In this week’s parasha, the story picks up with Pinchas being rewarded with a Brit Shalom, a covenant of peace. The Israelite (Zimri) and Midianite woman (Cozbi) were also named, and Pinchas was rewarded, along with his descendants a pact of priesthood for all time.
All that being said, this was a very disturbing incident in the Torah. It was the first time in the history of the Israelites that they had to deal themselves with such a religious and moral emergency. Up until this incident, God took care of all transgressions, and now it was in the hands of the Israelites. Perhaps it is an extreme example demonstrating how one needs to be careful in how one conducts themselves.
As Pinchas reminds us, in uncertain times, it can be difficult to determine how one should act. There is the impulse to act quickly and rashly, and sometimes that can work out. However, the rabbis later argue the reason why Moses was not allowed to enter into the Holy Land was because he did not respond, and instead left it up to Pinchas.
I mention this because it is only in hindsight do we really know whether or not we made the correct decision or acted in the proper manner. Tonight, we will be reopening for our first in-person, in the building gathering since March 2020. A lot has gone into the decisions and policies for reopening.
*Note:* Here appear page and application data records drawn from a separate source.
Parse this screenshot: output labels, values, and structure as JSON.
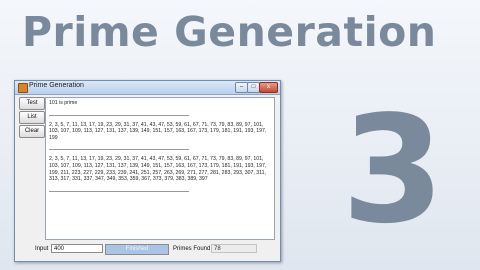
{
  "banner": {
    "title": "Prime Generation",
    "number": "3"
  },
  "window": {
    "title": "Prime Generation",
    "controls": {
      "minimize": "–",
      "maximize": "□",
      "close": "x"
    }
  },
  "sidebar": {
    "test": "Test",
    "list": "List",
    "clear": "Clear"
  },
  "output": {
    "line1": "101 is prime",
    "list1": "2, 3, 5, 7, 11, 13, 17, 19, 23, 29, 31, 37, 41, 43, 47, 53, 59, 61, 67, 71, 73, 79, 83, 89, 97, 101, 103, 107, 109, 113, 127, 131, 137, 139, 149, 151, 157, 163, 167, 173, 179, 181, 191, 193, 197, 199",
    "list2": "2, 3, 5, 7, 11, 13, 17, 19, 23, 29, 31, 37, 41, 43, 47, 53, 59, 61, 67, 71, 73, 79, 83, 89, 97, 101, 103, 107, 109, 113, 127, 131, 137, 139, 149, 151, 157, 163, 167, 173, 179, 181, 191, 193, 197, 199, 211, 223, 227, 229, 233, 239, 241, 251, 257, 263, 269, 271, 277, 281, 283, 293, 307, 311, 313, 317, 331, 337, 347, 349, 353, 359, 367, 373, 379, 383, 389, 397"
  },
  "bottom": {
    "input_label": "Input",
    "input_value": "400",
    "progress_text": "Finished",
    "progress_value": 1.0,
    "found_label": "Primes Found",
    "found_value": "78"
  }
}
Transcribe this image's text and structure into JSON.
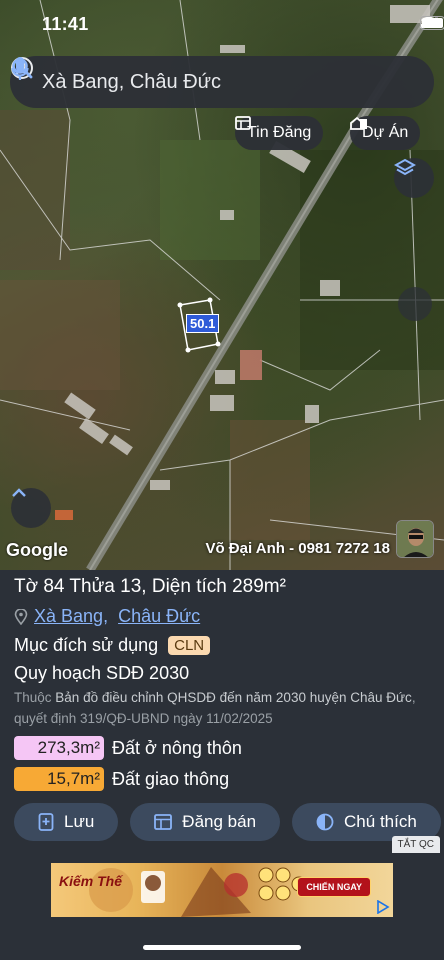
{
  "status_bar": {
    "time": "11:41"
  },
  "search": {
    "query": "Xà Bang, Châu Đức"
  },
  "map": {
    "chips": {
      "listings": "Tin Đăng",
      "projects": "Dự Án"
    },
    "parcel_label": "50.1",
    "google_logo": "Google",
    "contact": "Võ Đại Anh - 0981 7272 18"
  },
  "parcel": {
    "title": "Tờ 84 Thửa 13, Diện tích 289m²",
    "commune": "Xà Bang",
    "separator": ",",
    "district": "Châu Đức",
    "purpose_label": "Mục đích sử dụng",
    "purpose_code": "CLN",
    "plan_title": "Quy hoạch SDĐ 2030",
    "plan_prefix": "Thuộc",
    "plan_map": "Bản đồ điều chỉnh QHSDĐ đến năm 2030 huyện Châu Đức",
    "plan_decision": ", quyết định 319/QĐ-UBND ngày 11/02/2025",
    "areas": [
      {
        "value": "273,3m²",
        "label": "Đất ở nông thôn",
        "color": "#f5c6f5"
      },
      {
        "value": "15,7m²",
        "label": "Đất giao thông",
        "color": "#f7a935"
      }
    ]
  },
  "actions": {
    "save": "Lưu",
    "post": "Đăng bán",
    "legend": "Chú thích"
  },
  "ad": {
    "close_tag": "TẮT QC",
    "cta": "CHIẾN NGAY",
    "logo_text": "Kiếm Thế"
  },
  "colors": {
    "panel_bg": "#2b3038",
    "link": "#8ab4f8",
    "button_bg": "#3c4a5e",
    "accent_blue": "#8ab4f8"
  }
}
Underlying all these decisions, like with Pinchas, is the drive to keep our community as safe as possible, while at the same time, enabling us to once again, be an in-person community. It has been no easy task. As we move forward, we will continue to wrestle and grapple with the best ways to continue to reopen, some of which I wrote about last week.
We continue to thank you for your patience and understanding as we strive to continue to move ever forward. And we thank you for understanding that not all of our policies and procedures may be in line with state and national regulations as we truly do want to go above and beyond in our ability to keep everyone as safe as possible.
We look forward to seeing you tonight either in person or virtually. If you are joining us in-person, please plan on wearing your masks and practicing physical distancing. We can’t wait to see you.
Rabbi Benjamin A. Sharff